> Problem
When you write out the records, keep every line exactly as it is.

> Extracted entries
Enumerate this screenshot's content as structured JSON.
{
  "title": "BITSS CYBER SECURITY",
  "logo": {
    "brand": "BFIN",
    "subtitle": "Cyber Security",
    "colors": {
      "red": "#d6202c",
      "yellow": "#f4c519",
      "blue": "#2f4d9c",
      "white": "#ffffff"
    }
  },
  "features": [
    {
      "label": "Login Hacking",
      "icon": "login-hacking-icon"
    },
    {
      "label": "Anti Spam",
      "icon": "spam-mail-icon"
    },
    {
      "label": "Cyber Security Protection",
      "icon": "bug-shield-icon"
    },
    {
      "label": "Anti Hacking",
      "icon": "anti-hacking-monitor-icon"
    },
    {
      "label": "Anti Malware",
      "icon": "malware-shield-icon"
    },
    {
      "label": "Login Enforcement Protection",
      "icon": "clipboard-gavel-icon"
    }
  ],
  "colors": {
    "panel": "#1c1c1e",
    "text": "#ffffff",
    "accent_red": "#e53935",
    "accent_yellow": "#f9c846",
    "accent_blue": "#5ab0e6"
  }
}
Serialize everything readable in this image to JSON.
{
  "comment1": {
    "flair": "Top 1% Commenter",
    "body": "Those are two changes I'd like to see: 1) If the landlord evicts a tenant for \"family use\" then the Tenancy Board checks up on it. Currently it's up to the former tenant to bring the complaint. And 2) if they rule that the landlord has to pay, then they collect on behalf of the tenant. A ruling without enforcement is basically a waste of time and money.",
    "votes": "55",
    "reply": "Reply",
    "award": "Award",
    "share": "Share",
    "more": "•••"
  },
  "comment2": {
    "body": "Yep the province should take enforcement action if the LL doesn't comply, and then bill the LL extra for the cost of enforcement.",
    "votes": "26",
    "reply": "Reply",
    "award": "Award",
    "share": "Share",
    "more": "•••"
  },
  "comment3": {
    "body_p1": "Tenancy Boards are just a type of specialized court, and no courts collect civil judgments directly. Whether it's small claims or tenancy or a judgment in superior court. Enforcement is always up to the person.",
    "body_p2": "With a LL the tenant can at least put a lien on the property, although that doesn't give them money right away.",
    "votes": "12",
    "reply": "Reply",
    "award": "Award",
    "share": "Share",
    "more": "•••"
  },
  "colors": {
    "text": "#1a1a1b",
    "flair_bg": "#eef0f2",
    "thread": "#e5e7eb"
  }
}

> Task response
Enumerate this screenshot's content as structured JSON.
{
  "title": "BITSS CYBER SECURITY",
  "logo": {
    "brand": "BFIN",
    "subtitle": "Cyber Security",
    "colors": {
      "red": "#d6202c",
      "yellow": "#f4c519",
      "blue": "#2f4d9c",
      "white": "#ffffff"
    }
  },
  "features": [
    {
      "label": "Login Hacking",
      "icon": "login-hacking-icon"
    },
    {
      "label": "Anti Spam",
      "icon": "spam-mail-icon"
    },
    {
      "label": "Cyber Security Protection",
      "icon": "bug-shield-icon"
    },
    {
      "label": "Anti Hacking",
      "icon": "anti-hacking-monitor-icon"
    },
    {
      "label": "Anti Malware",
      "icon": "malware-shield-icon"
    },
    {
      "label": "Login Enforcement Protection",
      "icon": "clipboard-gavel-icon"
    }
  ],
  "colors": {
    "panel": "#1c1c1e",
    "text": "#ffffff",
    "accent_red": "#e53935",
    "accent_yellow": "#f9c846",
    "accent_blue": "#5ab0e6"
  }
}
Serialize everything readable in this image to JSON.
{
  "comment1": {
    "flair": "Top 1% Commenter",
    "body": "Those are two changes I'd like to see: 1) If the landlord evicts a tenant for \"family use\" then the Tenancy Board checks up on it. Currently it's up to the former tenant to bring the complaint. And 2) if they rule that the landlord has to pay, then they collect on behalf of the tenant. A ruling without enforcement is basically a waste of time and money.",
    "votes": "55",
    "reply": "Reply",
    "award": "Award",
    "share": "Share",
    "more": "•••"
  },
  "comment2": {
    "body": "Yep the province should take enforcement action if the LL doesn't comply, and then bill the LL extra for the cost of enforcement.",
    "votes": "26",
    "reply": "Reply",
    "award": "Award",
    "share": "Share",
    "more": "•••"
  },
  "comment3": {
    "body_p1": "Tenancy Boards are just a type of specialized court, and no courts collect civil judgments directly. Whether it's small claims or tenancy or a judgment in superior court. Enforcement is always up to the person.",
    "body_p2": "With a LL the tenant can at least put a lien on the property, although that doesn't give them money right away.",
    "votes": "12",
    "reply": "Reply",
    "award": "Award",
    "share": "Share",
    "more": "•••"
  },
  "colors": {
    "text": "#1a1a1b",
    "flair_bg": "#eef0f2",
    "thread": "#e5e7eb"
  }
}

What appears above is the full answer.